• _WHAT NEEDS TO BE DONE_
For each line in the data below, write an exact copy.

• _RECORDS SUPPLIED_
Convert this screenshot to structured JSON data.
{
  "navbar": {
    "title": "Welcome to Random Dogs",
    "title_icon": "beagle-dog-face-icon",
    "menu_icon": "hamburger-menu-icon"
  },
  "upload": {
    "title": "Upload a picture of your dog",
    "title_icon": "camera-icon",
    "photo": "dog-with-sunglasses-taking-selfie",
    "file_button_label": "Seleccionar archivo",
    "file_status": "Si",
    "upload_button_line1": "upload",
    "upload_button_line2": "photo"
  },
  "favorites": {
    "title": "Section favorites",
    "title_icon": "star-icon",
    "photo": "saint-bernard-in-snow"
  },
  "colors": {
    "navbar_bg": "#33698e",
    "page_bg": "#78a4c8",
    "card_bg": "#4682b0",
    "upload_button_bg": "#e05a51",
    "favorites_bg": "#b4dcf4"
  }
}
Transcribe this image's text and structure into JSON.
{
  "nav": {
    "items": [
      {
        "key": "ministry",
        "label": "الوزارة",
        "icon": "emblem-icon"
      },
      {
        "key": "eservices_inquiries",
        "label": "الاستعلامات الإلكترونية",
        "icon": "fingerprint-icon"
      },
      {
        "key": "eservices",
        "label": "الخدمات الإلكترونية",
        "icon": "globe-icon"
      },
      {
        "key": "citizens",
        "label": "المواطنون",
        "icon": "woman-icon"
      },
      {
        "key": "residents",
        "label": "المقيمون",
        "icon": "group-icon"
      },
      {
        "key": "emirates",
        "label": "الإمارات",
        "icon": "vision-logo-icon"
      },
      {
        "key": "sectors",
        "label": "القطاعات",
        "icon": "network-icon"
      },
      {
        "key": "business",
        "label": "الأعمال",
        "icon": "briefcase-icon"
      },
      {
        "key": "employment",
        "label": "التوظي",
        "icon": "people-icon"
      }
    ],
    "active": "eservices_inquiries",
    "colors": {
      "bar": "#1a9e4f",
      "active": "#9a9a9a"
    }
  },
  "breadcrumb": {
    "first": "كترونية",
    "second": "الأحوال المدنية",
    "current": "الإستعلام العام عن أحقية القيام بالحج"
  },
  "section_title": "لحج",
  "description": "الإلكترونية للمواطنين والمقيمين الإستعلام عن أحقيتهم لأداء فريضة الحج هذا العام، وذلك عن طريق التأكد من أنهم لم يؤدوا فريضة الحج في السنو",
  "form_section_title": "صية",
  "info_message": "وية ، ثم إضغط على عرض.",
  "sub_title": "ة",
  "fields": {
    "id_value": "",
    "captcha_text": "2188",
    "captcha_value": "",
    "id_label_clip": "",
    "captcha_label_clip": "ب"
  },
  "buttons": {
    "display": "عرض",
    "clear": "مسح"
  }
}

• _ANSWER FOR THIS EXERCISE_
Convert this screenshot to structured JSON data.
{
  "navbar": {
    "title": "Welcome to Random Dogs",
    "title_icon": "beagle-dog-face-icon",
    "menu_icon": "hamburger-menu-icon"
  },
  "upload": {
    "title": "Upload a picture of your dog",
    "title_icon": "camera-icon",
    "photo": "dog-with-sunglasses-taking-selfie",
    "file_button_label": "Seleccionar archivo",
    "file_status": "Si",
    "upload_button_line1": "upload",
    "upload_button_line2": "photo"
  },
  "favorites": {
    "title": "Section favorites",
    "title_icon": "star-icon",
    "photo": "saint-bernard-in-snow"
  },
  "colors": {
    "navbar_bg": "#33698e",
    "page_bg": "#78a4c8",
    "card_bg": "#4682b0",
    "upload_button_bg": "#e05a51",
    "favorites_bg": "#b4dcf4"
  }
}
Transcribe this image's text and structure into JSON.
{
  "nav": {
    "items": [
      {
        "key": "ministry",
        "label": "الوزارة",
        "icon": "emblem-icon"
      },
      {
        "key": "eservices_inquiries",
        "label": "الاستعلامات الإلكترونية",
        "icon": "fingerprint-icon"
      },
      {
        "key": "eservices",
        "label": "الخدمات الإلكترونية",
        "icon": "globe-icon"
      },
      {
        "key": "citizens",
        "label": "المواطنون",
        "icon": "woman-icon"
      },
      {
        "key": "residents",
        "label": "المقيمون",
        "icon": "group-icon"
      },
      {
        "key": "emirates",
        "label": "الإمارات",
        "icon": "vision-logo-icon"
      },
      {
        "key": "sectors",
        "label": "القطاعات",
        "icon": "network-icon"
      },
      {
        "key": "business",
        "label": "الأعمال",
        "icon": "briefcase-icon"
      },
      {
        "key": "employment",
        "label": "التوظي",
        "icon": "people-icon"
      }
    ],
    "active": "eservices_inquiries",
    "colors": {
      "bar": "#1a9e4f",
      "active": "#9a9a9a"
    }
  },
  "breadcrumb": {
    "first": "كترونية",
    "second": "الأحوال المدنية",
    "current": "الإستعلام العام عن أحقية القيام بالحج"
  },
  "section_title": "لحج",
  "description": "الإلكترونية للمواطنين والمقيمين الإستعلام عن أحقيتهم لأداء فريضة الحج هذا العام، وذلك عن طريق التأكد من أنهم لم يؤدوا فريضة الحج في السنو",
  "form_section_title": "صية",
  "info_message": "وية ، ثم إضغط على عرض.",
  "sub_title": "ة",
  "fields": {
    "id_value": "",
    "captcha_text": "2188",
    "captcha_value": "",
    "id_label_clip": "",
    "captcha_label_clip": "ب"
  },
  "buttons": {
    "display": "عرض",
    "clear": "مسح"
  }
}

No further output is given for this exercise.